Global Imaginary is an international student reading series that focuses on the vital exchange of language and ideas. The series will feature noted translators and welcomes students who have interests in poetry, short form prose, and translation. Students present a poem/short prose in their first language and its English translation. The series fosters creative compassion, opportunities for cross-cultural collaboration, and democratic idea sharing. This new series makes clear that it upholds all experiences and takes actionable steps to stand against systemic racism through the common language of literature.
Rooms of the Tongue: Languages & Realities
Monday November 16th, 7 pm
Alejandro Anreus was born in Havana, Cuba in 1960. He went into exile with his mother, grandmother and aunts in 1970 to the United States. He grew up in Elizabeth, NJ and received a PhD in art history from the Graduate Center, CUNY. He was the curator at the Jersey City Museum (1993-2001) and is the author of over sixty catalogue essays on modern and contemporary art, and five books on Latin American and Latino art. Since 2001 he is a professor of art history at William Paterson University, Wayne, NJ.
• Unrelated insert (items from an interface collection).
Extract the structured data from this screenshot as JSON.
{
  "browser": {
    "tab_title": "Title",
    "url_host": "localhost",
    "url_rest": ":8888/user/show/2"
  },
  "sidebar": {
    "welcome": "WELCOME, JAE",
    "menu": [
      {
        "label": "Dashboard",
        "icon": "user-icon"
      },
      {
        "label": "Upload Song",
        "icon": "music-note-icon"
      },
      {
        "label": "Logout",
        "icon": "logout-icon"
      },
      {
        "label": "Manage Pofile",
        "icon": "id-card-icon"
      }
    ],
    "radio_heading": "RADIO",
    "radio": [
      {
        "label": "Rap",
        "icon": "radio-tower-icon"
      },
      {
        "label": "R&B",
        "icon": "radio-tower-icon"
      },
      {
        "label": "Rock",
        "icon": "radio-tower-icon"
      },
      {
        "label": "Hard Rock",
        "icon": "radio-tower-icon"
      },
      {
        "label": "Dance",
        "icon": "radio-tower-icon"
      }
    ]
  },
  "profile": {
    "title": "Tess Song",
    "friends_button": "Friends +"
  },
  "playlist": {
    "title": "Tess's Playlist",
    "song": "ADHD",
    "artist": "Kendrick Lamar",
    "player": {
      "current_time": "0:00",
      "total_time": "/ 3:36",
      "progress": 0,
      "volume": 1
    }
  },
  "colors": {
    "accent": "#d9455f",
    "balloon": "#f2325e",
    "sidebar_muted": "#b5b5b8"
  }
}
He has published the following poetry collections: Memento Mori (2010, with watercolors by Arturo Rodríguez), Los Exiliados Sueñan (2014), Los Vientos de Cuaresma (2017) and Los Golpes de la Historia(2017). His poems have appeared in Bilingual Review, Revista Hispano Cubana de Cultura, Palimpsesto, Sibila and Diario de Cuba.
Mercia Kandukira is a PhD student at SUNY Binghamton where she studies Creative Writing. Her memoir in progress uses the Ovaherero/Nama Genocide which took place in Namibia during the years 1904-1908 as a backdrop and explores the traumatic repercussions of racial violence in modern day Namibia, specifically among the Nama and Herero descendants of those who survived inevitable extermination by the German Second Reich hitmen.
Joe Weil is an Associate Professor of Creative Writing at Binghamton University and author of several collections of poetry. Joe Weil’s latest books, published in 2020, are Helping the Village Idiot Feed the Chickens (Iniquity press/Vendetta books) and his new collection of poetry is called The Backwards Year (NYQ books).
Emily Sheremeta is a senior majoring in English and minoring in linguistics. She’s enrolled in the 4+1 Creative Writing program and is currently the vice president of Ellipsis, a campus literary magazine. She is the treasurer for the Alpha Delta Phi society and has been on their literary committee for the past 2 years to select student works for their publication, EELLS.
All readings will be online for the Fall 2020 semester.